Handheld X-Ray Unit & Monitoring
It seems like a handheld X-ray unit is the way to go . . . is it?
Maybe yes . . . probably no
By Kevin Christian, LLC
Airbex Nomad Handheld X-ray Units have many advantages, and many disadvantages.
Let me start with the disadvantages.
1) You must get the state’s approval for use prior to purchase. This is unlike the normal protocol which calls for declaring a purchased unit to the state within 10 days. With the handheld, you must contact Robert Young, the Device Manager for the Division of Radiological Health. He will send you a letter requesting more information about your facility, the use and training procedures for the unit, the security against theft, etc.
2) You will have to begin using film badges – both whole body badges and ring badges. The most popular NVLAP approved companies for dosimetry are Landauer, Global Dosimetry, and Radetco. Film badge expenses can run over $1000 per year depending on the office, so keep that cost in mind when you purchase.
3) These units are portable, handheld, and weigh about as much as a half-gallon of milk . . . so
they can – and have – been dropped.
4) They run on batteries. One client told me that they had to recharge after an FMX.
5) They have to be locked up after every use.
6) On busy days, during peak demand, a bottleneck can form for everyone needing the unit at the same time.
7) There is an FDA warning about units purchased overseas, so make sure you are certain about your supplier.
8) These units are still illegal in some states (Alabama, for example), and were illegal in Tennessee up until recently. There is also legislation afoot in many states that would make it illegal to have only one handheld unit in an office to serve all of the X-ray needs.
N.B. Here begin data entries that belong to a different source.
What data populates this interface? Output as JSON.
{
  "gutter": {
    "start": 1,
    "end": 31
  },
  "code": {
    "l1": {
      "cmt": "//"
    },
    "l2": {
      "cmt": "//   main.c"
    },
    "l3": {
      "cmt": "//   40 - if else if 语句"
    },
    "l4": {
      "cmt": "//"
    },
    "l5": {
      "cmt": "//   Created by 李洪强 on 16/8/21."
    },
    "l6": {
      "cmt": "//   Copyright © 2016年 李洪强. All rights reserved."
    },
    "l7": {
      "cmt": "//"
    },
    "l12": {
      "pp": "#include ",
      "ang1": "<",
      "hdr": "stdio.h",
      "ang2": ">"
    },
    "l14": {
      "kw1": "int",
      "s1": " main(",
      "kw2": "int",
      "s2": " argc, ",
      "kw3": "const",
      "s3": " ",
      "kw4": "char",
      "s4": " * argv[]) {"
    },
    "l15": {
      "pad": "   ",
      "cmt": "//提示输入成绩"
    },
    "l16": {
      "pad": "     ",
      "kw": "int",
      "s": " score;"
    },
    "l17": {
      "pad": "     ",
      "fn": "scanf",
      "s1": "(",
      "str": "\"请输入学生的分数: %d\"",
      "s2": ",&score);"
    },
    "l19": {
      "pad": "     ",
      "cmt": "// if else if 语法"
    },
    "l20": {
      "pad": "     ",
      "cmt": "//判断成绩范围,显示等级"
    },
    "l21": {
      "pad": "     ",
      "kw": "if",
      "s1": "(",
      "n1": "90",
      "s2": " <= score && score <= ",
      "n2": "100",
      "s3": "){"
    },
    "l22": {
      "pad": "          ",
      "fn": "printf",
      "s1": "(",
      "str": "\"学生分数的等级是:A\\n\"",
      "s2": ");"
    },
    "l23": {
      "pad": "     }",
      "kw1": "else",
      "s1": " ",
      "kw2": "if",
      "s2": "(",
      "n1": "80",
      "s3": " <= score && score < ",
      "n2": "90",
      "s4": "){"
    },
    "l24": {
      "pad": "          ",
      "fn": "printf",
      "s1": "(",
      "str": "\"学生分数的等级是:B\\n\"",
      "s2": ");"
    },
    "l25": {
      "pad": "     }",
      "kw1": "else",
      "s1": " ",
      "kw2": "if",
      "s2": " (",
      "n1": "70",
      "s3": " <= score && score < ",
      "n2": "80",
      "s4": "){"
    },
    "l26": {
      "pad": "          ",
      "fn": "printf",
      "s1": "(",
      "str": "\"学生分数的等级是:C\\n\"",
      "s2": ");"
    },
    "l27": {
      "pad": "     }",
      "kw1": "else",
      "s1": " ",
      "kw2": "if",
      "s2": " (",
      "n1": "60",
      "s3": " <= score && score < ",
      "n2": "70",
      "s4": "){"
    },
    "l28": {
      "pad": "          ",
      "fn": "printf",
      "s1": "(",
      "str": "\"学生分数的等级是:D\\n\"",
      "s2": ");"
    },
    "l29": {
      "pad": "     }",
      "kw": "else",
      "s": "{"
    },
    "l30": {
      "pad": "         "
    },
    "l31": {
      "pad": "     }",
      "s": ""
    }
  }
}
9) They are around $9,000, or roughly 2x the cost of a standard unit.
1) These devices are great if you have surgical privileges at a hospital that does not have an X-ray unit.
2) They are ideal for trauma or triage scenarios.
3) They are perfect companions for mission trips where a laptop, a sensor, a Nomad, and several back-up batteries could set you up for a day or two of dentistry in the jungle.
4) They are great for military use.
I hope this helps clarify the issue in your mind as you decide whether a Nomad is right for you. – Kevin Christian
To contact Kevin: [email protected]
A word from Olivia Wann: Please give Kevin Christian a call to assist you with your inspections. If you are one of our subscribing clients, we will add NOMAD specific information to your OSHA Manual. For economical dosimetry service, contact our friends at ProEdge (888) 843-3343. Remember – you must train your staff on the use of the NOMAD Please see training video at https://www.youtube.com/watch?v=UF1bL-nt0H4 and contact the manufacturer for support materials.